• [WHAT IS EXPECTED]: Report only the number of lines that contain the string "Guardar" in the records below.
BEGIN DATA TO EXAMINE
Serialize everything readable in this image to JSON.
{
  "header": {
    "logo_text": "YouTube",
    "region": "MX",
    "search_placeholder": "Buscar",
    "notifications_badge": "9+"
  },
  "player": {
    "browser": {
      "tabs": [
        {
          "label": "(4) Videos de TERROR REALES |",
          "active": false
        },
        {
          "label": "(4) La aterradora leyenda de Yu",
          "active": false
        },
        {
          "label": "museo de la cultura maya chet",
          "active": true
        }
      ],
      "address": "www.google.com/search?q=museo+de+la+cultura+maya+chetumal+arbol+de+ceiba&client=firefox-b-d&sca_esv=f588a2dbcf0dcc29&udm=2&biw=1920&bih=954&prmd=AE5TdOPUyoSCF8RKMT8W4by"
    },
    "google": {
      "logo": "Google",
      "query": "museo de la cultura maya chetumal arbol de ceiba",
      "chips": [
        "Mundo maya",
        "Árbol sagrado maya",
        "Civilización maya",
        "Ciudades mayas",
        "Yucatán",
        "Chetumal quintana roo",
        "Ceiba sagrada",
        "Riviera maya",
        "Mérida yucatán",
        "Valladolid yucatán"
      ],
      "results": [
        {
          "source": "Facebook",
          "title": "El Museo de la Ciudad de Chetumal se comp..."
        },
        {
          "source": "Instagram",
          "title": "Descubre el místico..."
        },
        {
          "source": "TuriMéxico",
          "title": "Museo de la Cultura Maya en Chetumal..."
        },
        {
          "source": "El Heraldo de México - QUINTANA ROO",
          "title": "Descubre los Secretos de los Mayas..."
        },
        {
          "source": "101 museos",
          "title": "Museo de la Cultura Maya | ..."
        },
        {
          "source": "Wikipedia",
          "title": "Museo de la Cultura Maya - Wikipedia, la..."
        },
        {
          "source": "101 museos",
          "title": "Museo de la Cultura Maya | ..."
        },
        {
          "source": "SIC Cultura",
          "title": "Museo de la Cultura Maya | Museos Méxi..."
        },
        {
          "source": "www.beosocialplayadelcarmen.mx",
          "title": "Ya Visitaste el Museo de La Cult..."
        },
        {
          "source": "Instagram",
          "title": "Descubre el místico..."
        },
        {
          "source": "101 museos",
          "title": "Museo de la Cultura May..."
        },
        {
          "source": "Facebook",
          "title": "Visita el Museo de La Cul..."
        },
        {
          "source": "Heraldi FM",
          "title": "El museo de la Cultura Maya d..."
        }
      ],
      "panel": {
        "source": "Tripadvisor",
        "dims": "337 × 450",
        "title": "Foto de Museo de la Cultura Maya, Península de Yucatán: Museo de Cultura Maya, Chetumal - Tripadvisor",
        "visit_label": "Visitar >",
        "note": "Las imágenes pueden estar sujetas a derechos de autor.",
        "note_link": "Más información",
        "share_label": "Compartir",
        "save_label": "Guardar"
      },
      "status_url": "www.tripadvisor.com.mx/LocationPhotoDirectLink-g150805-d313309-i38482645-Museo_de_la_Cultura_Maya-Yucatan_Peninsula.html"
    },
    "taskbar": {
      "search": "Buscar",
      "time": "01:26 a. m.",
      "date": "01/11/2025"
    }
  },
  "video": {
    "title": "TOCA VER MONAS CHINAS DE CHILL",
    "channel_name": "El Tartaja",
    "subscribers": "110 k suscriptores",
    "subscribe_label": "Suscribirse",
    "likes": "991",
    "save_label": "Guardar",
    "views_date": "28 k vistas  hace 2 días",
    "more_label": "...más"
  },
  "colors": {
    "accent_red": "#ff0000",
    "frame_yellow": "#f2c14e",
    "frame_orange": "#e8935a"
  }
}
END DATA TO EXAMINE
• [TASK SOLUTION]: 2